### About this task
The result should be the full listing copied exactly, with no pictures in it.

### Provided records
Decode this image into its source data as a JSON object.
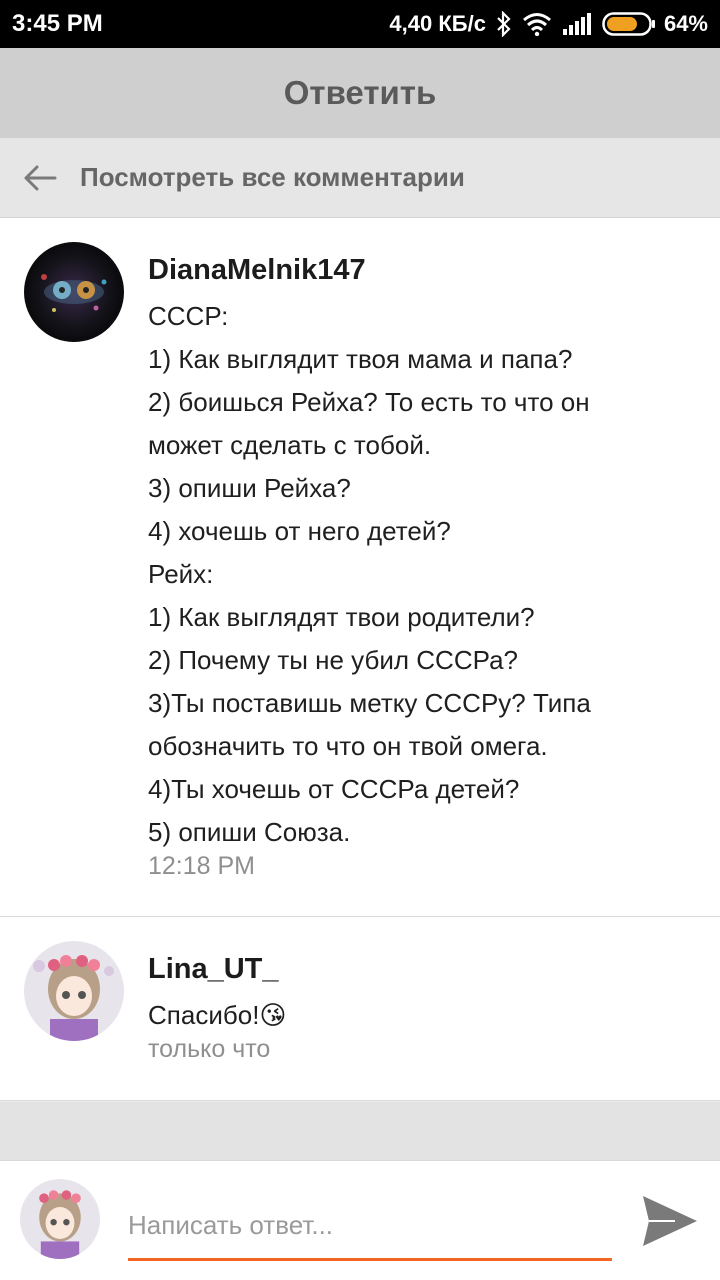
{
  "status_bar": {
    "time": "3:45 PM",
    "speed": "4,40 КБ/с",
    "battery": "64%"
  },
  "header": {
    "title": "Ответить"
  },
  "view_all": {
    "label": "Посмотреть все комментарии"
  },
  "comments": [
    {
      "username": "DianaMelnik147",
      "lines": [
        "СССР:",
        "1) Как выглядит твоя мама и папа?",
        "2) боишься Рейха? То есть то что он",
        "может сделать с тобой.",
        "3) опиши Рейха?",
        "4) хочешь от него детей?",
        "Рейх:",
        "1) Как выглядят твои родители?",
        "2) Почему ты не убил СССРа?",
        "3)Ты поставишь метку СССРу? Типа",
        "обозначить то что он твой омега.",
        "4)Ты хочешь от СССРа детей?",
        "5) опиши Союза."
      ],
      "time": "12:18 PM"
    },
    {
      "username": "Lina_UT_",
      "text": "Спасибо!",
      "emoji": "😘",
      "time": "только что"
    }
  ],
  "reply": {
    "placeholder": "Написать ответ..."
  },
  "colors": {
    "accent": "#f26522",
    "header_bg": "#cfcfcf",
    "send_icon": "#7a7a7a"
  },
  "icons": {
    "back": "arrow-left-icon",
    "send": "send-icon",
    "bluetooth": "bluetooth-icon",
    "wifi": "wifi-icon",
    "signal": "signal-icon",
    "battery": "battery-icon"
  }
}
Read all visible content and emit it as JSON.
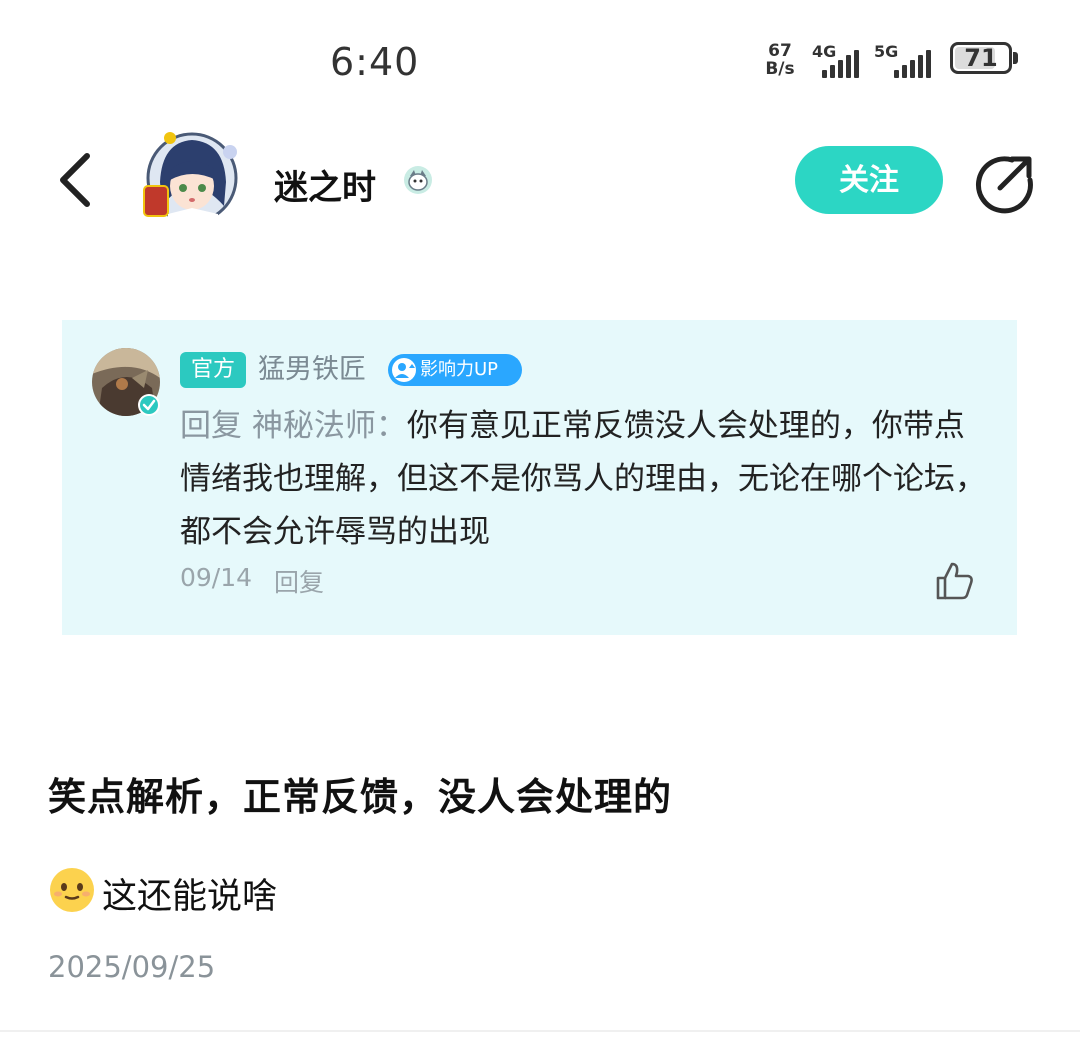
{
  "status_bar": {
    "time": "6:40",
    "net_speed_value": "67",
    "net_speed_unit": "B/s",
    "signal1_label": "4G",
    "signal2_label": "5G",
    "battery_level": "71"
  },
  "header": {
    "username": "迷之时",
    "follow_label": "关注"
  },
  "quoted_reply": {
    "official_tag": "官方",
    "author": "猛男铁匠",
    "influence_tag": "影响力UP",
    "reply_prefix": "回复 神秘法师：",
    "content": "你有意见正常反馈没人会处理的，你带点情绪我也理解，但这不是你骂人的理由，无论在哪个论坛，都不会允许辱骂的出现",
    "date": "09/14",
    "reply_label": "回复"
  },
  "post": {
    "headline": "笑点解析，正常反馈，没人会处理的",
    "subtext": "这还能说啥",
    "date": "2025/09/25"
  },
  "colors": {
    "accent": "#2cd6c4",
    "card_bg": "#e6f9fb",
    "official_tag": "#2cc9c0",
    "influence_tag": "#2aa7ff"
  },
  "icons": [
    "back-arrow-icon",
    "share-icon",
    "like-thumb-icon",
    "verified-icon",
    "emoji-smile-icon",
    "user-badge-icon"
  ]
}
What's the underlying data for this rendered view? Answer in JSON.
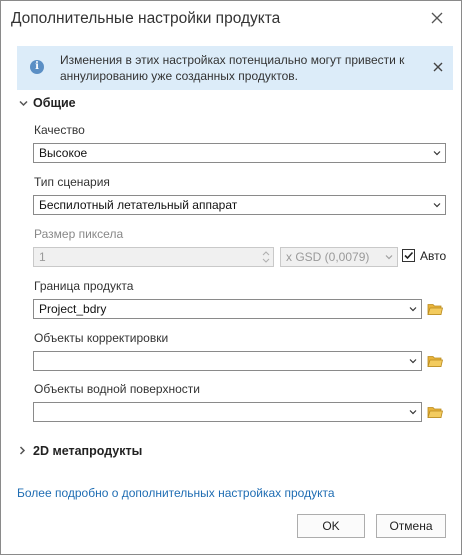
{
  "dialog": {
    "title": "Дополнительные настройки продукта",
    "close_icon": "close-icon"
  },
  "banner": {
    "icon": "info-icon",
    "text": "Изменения в этих настройках потенциально могут привести к аннулированию уже созданных продуктов.",
    "close_icon": "close-icon",
    "background": "#dcecf9"
  },
  "general": {
    "header": "Общие",
    "expanded": true,
    "quality": {
      "label": "Качество",
      "value": "Высокое"
    },
    "scenario": {
      "label": "Тип сценария",
      "value": "Беспилотный летательный аппарат"
    },
    "pixel_size": {
      "label": "Размер пиксела",
      "value": "1",
      "unit": "x GSD (0,0079)",
      "auto_label": "Авто",
      "auto_checked": true
    },
    "boundary": {
      "label": "Граница продукта",
      "value": "Project_bdry"
    },
    "correction": {
      "label": "Объекты корректировки",
      "value": ""
    },
    "water": {
      "label": "Объекты водной поверхности",
      "value": ""
    }
  },
  "metaproducts": {
    "header": "2D метапродукты",
    "expanded": false
  },
  "link_text": "Более подробно о дополнительных настройках продукта",
  "buttons": {
    "ok": "OK",
    "cancel": "Отмена"
  },
  "colors": {
    "link": "#1f6db3",
    "folder": "#e8b33a",
    "info": "#5b8fc5"
  }
}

### Answer to this problem
Decode this image into its source data as a JSON object.
{
  "status_bar": {
    "time": "3:45 PM",
    "speed": "4,40 КБ/с",
    "battery": "64%"
  },
  "header": {
    "title": "Ответить"
  },
  "view_all": {
    "label": "Посмотреть все комментарии"
  },
  "comments": [
    {
      "username": "DianaMelnik147",
      "lines": [
        "СССР:",
        "1) Как выглядит твоя мама и папа?",
        "2) боишься Рейха? То есть то что он",
        "может сделать с тобой.",
        "3) опиши Рейха?",
        "4) хочешь от него детей?",
        "Рейх:",
        "1) Как выглядят твои родители?",
        "2) Почему ты не убил СССРа?",
        "3)Ты поставишь метку СССРу? Типа",
        "обозначить то что он твой омега.",
        "4)Ты хочешь от СССРа детей?",
        "5) опиши Союза."
      ],
      "time": "12:18 PM"
    },
    {
      "username": "Lina_UT_",
      "text": "Спасибо!",
      "emoji": "😘",
      "time": "только что"
    }
  ],
  "reply": {
    "placeholder": "Написать ответ..."
  },
  "colors": {
    "accent": "#f26522",
    "header_bg": "#cfcfcf",
    "send_icon": "#7a7a7a"
  },
  "icons": {
    "back": "arrow-left-icon",
    "send": "send-icon",
    "bluetooth": "bluetooth-icon",
    "wifi": "wifi-icon",
    "signal": "signal-icon",
    "battery": "battery-icon"
  }
}
Read all visible content and emit it as JSON.
{
  "status_bar": {
    "time": "6:40",
    "net_speed_value": "67",
    "net_speed_unit": "B/s",
    "signal1_label": "4G",
    "signal2_label": "5G",
    "battery_level": "71"
  },
  "header": {
    "username": "迷之时",
    "follow_label": "关注"
  },
  "quoted_reply": {
    "official_tag": "官方",
    "author": "猛男铁匠",
    "influence_tag": "影响力UP",
    "reply_prefix": "回复 神秘法师：",
    "content": "你有意见正常反馈没人会处理的，你带点情绪我也理解，但这不是你骂人的理由，无论在哪个论坛，都不会允许辱骂的出现",
    "date": "09/14",
    "reply_label": "回复"
  },
  "post": {
    "headline": "笑点解析，正常反馈，没人会处理的",
    "subtext": "这还能说啥",
    "date": "2025/09/25"
  },
  "colors": {
    "accent": "#2cd6c4",
    "card_bg": "#e6f9fb",
    "official_tag": "#2cc9c0",
    "influence_tag": "#2aa7ff"
  },
  "icons": [
    "back-arrow-icon",
    "share-icon",
    "like-thumb-icon",
    "verified-icon",
    "emoji-smile-icon",
    "user-badge-icon"
  ]
}
What's the underlying data for this rendered view? Answer in JSON.
{
  "dialog": {
    "title": "Дополнительные настройки продукта",
    "close_icon": "close-icon"
  },
  "banner": {
    "icon": "info-icon",
    "text": "Изменения в этих настройках потенциально могут привести к аннулированию уже созданных продуктов.",
    "close_icon": "close-icon",
    "background": "#dcecf9"
  },
  "general": {
    "header": "Общие",
    "expanded": true,
    "quality": {
      "label": "Качество",
      "value": "Высокое"
    },
    "scenario": {
      "label": "Тип сценария",
      "value": "Беспилотный летательный аппарат"
    },
    "pixel_size": {
      "label": "Размер пиксела",
      "value": "1",
      "unit": "x GSD (0,0079)",
      "auto_label": "Авто",
      "auto_checked": true
    },
    "boundary": {
      "label": "Граница продукта",
      "value": "Project_bdry"
    },
    "correction": {
      "label": "Объекты корректировки",
      "value": ""
    },
    "water": {
      "label": "Объекты водной поверхности",
      "value": ""
    }
  },
  "metaproducts": {
    "header": "2D метапродукты",
    "expanded": false
  },
  "link_text": "Более подробно о дополнительных настройках продукта",
  "buttons": {
    "ok": "OK",
    "cancel": "Отмена"
  },
  "colors": {
    "link": "#1f6db3",
    "folder": "#e8b33a",
    "info": "#5b8fc5"
  }
}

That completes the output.